Gonggong (公公): Term of address for eunuchs, usually of high standing. Can also refer to older men.

Gongzi (公子): young master, young gentleman, a term of address usually reserved for sons of nobility.

Er-gongzi (二公子): Term of address for the second son of a noble house (Er: Two, second.)

Jin (斤): Unit of weight, roughly 500-600 grams, or 16 taels.

Lao- (老-): Prefix denoting familiarity.

Li (里): Approximately 500m depending on the time period and country in question.

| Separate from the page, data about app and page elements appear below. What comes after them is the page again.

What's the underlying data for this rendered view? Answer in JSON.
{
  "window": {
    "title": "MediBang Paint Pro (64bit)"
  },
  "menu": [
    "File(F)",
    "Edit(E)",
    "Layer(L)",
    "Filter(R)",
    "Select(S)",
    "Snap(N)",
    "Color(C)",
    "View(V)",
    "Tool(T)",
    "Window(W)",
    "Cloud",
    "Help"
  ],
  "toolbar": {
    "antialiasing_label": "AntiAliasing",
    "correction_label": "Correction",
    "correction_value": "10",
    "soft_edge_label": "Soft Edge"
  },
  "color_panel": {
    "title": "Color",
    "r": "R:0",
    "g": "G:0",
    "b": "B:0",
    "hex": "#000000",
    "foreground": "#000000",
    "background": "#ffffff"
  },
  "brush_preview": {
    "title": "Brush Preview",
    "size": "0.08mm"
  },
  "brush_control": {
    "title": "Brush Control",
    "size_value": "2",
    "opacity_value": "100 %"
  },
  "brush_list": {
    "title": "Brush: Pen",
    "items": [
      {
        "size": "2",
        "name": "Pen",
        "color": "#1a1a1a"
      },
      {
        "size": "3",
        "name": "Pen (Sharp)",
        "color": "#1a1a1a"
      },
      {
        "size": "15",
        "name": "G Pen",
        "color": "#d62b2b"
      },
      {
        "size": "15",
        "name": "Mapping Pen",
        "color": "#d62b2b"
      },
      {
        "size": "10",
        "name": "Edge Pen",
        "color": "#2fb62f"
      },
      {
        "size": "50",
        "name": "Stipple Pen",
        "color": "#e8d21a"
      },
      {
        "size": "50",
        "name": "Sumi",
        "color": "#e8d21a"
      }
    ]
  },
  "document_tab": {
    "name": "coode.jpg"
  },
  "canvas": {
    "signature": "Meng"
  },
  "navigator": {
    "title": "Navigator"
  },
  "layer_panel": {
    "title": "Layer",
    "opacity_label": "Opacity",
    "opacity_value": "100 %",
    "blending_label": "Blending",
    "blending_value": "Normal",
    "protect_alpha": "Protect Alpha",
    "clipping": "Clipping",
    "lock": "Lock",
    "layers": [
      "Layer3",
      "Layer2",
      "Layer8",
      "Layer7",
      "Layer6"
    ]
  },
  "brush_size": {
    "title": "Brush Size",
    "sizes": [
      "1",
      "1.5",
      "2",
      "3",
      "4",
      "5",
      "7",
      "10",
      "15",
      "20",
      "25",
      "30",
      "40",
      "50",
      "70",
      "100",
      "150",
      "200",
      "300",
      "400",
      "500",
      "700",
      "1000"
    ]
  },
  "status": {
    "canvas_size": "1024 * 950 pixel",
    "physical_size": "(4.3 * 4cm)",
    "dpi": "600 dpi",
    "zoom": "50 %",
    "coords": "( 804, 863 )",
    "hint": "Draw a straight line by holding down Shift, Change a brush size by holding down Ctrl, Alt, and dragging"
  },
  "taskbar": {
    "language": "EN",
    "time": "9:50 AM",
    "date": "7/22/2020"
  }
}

San-xiaojie (三小姐): As with Er-gongzi, the term of address for the third daughter of a noble house. In most contexts within QJJ, they refer to the most well-known third daughter in Qu Capital, Lady Hua.

Shixiong (师兄): Term of address for an elder male fellow disciple, whether under the same mentor or within the same sect. Literally, elder brother of learning.

Taishang Laojun (太上老君): Literally “the Supreme Venerable Sovereign”, one of the three highest divinities of Taoism.

Xiao- (小-): Diminutive prefix; usually expresses endearment, sometimes to belittle.

Xiuchun (绣春): A Xiuchun sword is a weapon exclusively carried by the Brocade Guard. Xiu, embroidery, Chun, spring. The name of this weapon was taken from the name of a garden, whose name was taken from a poem. In actual fact, a Xiuchun sword was more likely ornamental, and was only bestowed by the Emperor upon select individuals, not necessarily even in the Brocade Guard. Xiuchun swords had a single edge and were slightly curved. Apart from that, there is no clear record of what they look like, and no surviving artifacts. However, due to popular culture, they have become intractably established as part of the accoutrements of a Brocade Guard.